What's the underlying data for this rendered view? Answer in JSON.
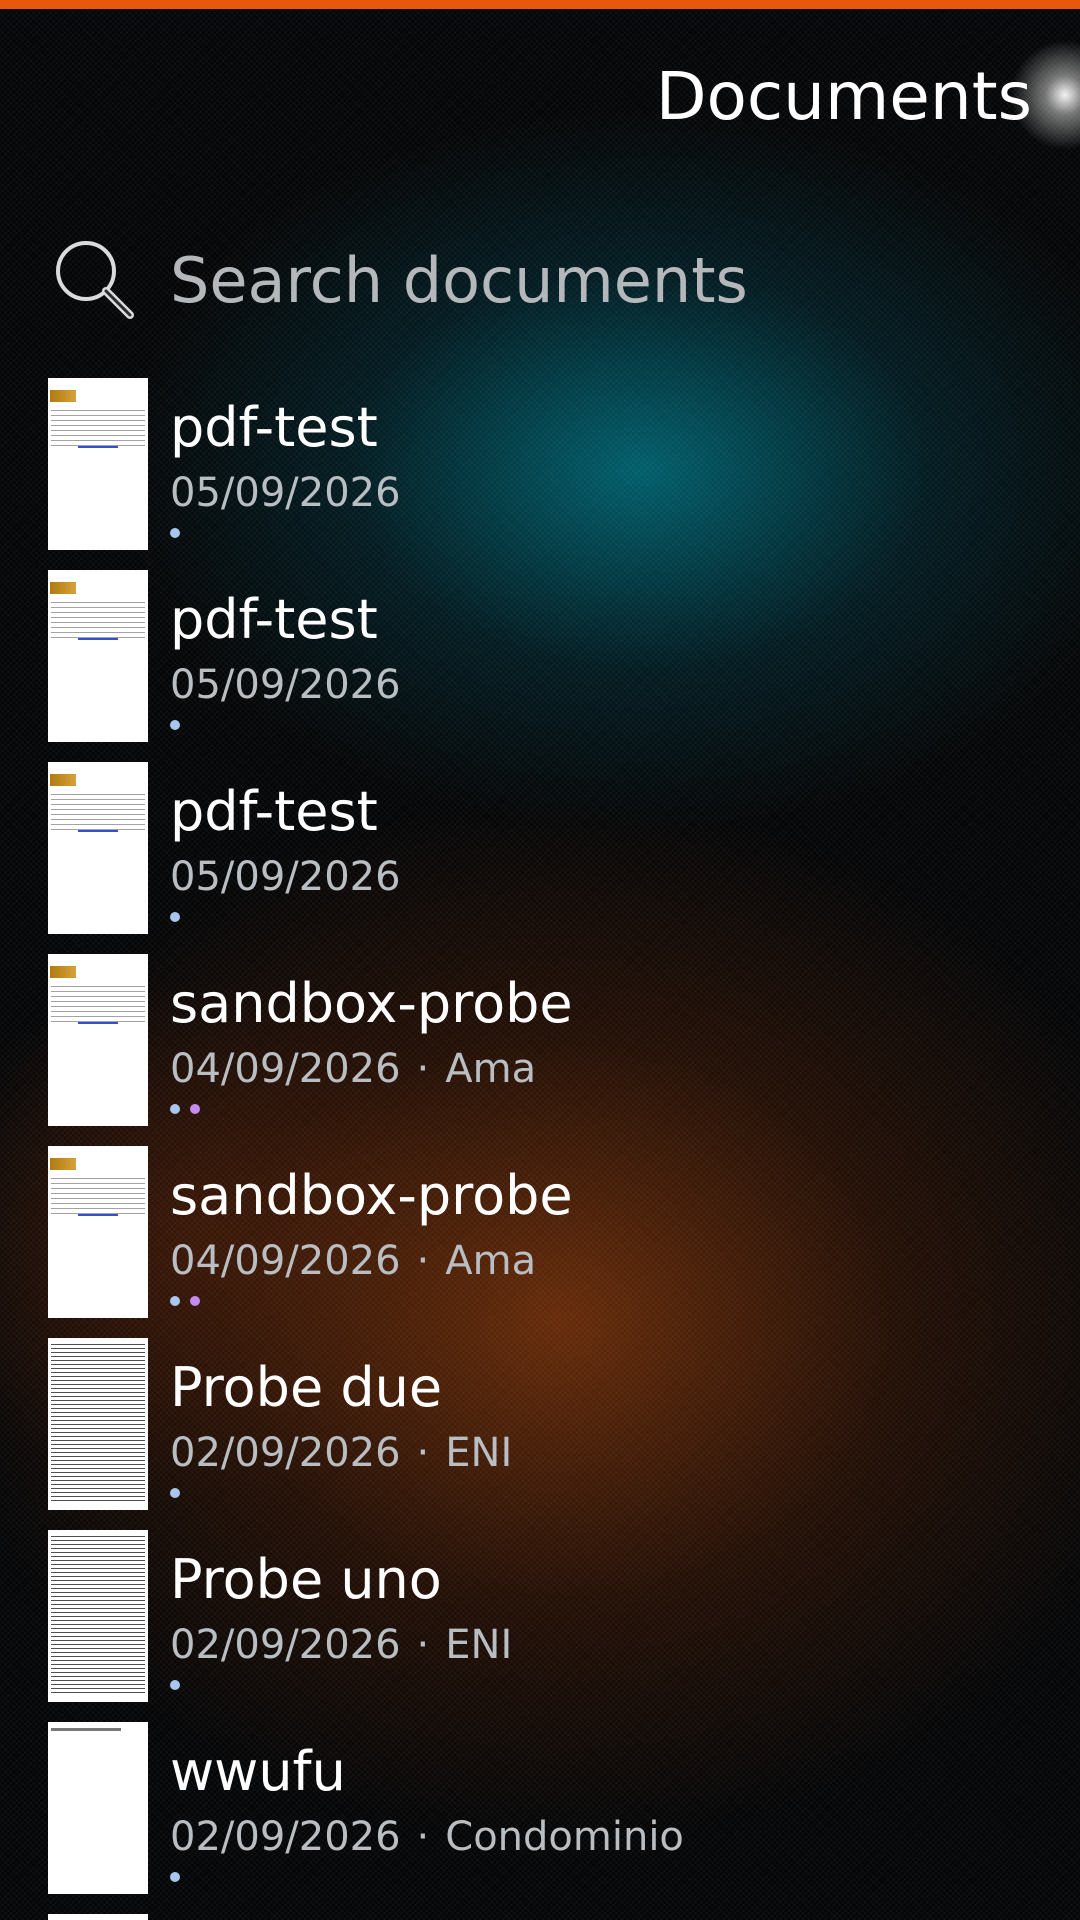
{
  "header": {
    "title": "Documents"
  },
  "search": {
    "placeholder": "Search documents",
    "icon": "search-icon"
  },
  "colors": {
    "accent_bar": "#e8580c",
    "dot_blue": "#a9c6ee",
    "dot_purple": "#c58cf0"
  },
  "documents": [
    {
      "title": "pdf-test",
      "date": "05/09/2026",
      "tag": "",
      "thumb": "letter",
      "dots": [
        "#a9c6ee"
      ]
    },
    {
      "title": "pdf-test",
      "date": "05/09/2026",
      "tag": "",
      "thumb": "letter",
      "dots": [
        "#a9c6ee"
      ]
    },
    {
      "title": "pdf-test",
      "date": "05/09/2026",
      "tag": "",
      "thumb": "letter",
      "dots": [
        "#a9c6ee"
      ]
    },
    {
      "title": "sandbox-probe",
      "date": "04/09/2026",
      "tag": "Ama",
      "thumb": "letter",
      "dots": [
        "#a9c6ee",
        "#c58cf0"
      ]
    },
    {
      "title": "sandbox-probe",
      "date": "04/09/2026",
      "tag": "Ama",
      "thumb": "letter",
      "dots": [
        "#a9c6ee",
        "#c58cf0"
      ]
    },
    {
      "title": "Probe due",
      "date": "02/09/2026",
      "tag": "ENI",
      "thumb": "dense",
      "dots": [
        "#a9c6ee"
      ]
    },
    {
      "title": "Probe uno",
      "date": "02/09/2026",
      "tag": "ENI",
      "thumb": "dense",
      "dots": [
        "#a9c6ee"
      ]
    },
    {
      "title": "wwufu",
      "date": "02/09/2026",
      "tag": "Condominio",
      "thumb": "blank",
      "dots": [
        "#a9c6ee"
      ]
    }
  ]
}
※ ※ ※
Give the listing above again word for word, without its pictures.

What's the underlying data for this rendered view? Answer in JSON.
{
  "header": {
    "title": "Documents"
  },
  "search": {
    "placeholder": "Search documents",
    "icon": "search-icon"
  },
  "colors": {
    "accent_bar": "#e8580c",
    "dot_blue": "#a9c6ee",
    "dot_purple": "#c58cf0"
  },
  "documents": [
    {
      "title": "pdf-test",
      "date": "05/09/2026",
      "tag": "",
      "thumb": "letter",
      "dots": [
        "#a9c6ee"
      ]
    },
    {
      "title": "pdf-test",
      "date": "05/09/2026",
      "tag": "",
      "thumb": "letter",
      "dots": [
        "#a9c6ee"
      ]
    },
    {
      "title": "pdf-test",
      "date": "05/09/2026",
      "tag": "",
      "thumb": "letter",
      "dots": [
        "#a9c6ee"
      ]
    },
    {
      "title": "sandbox-probe",
      "date": "04/09/2026",
      "tag": "Ama",
      "thumb": "letter",
      "dots": [
        "#a9c6ee",
        "#c58cf0"
      ]
    },
    {
      "title": "sandbox-probe",
      "date": "04/09/2026",
      "tag": "Ama",
      "thumb": "letter",
      "dots": [
        "#a9c6ee",
        "#c58cf0"
      ]
    },
    {
      "title": "Probe due",
      "date": "02/09/2026",
      "tag": "ENI",
      "thumb": "dense",
      "dots": [
        "#a9c6ee"
      ]
    },
    {
      "title": "Probe uno",
      "date": "02/09/2026",
      "tag": "ENI",
      "thumb": "dense",
      "dots": [
        "#a9c6ee"
      ]
    },
    {
      "title": "wwufu",
      "date": "02/09/2026",
      "tag": "Condominio",
      "thumb": "blank",
      "dots": [
        "#a9c6ee"
      ]
    }
  ]
}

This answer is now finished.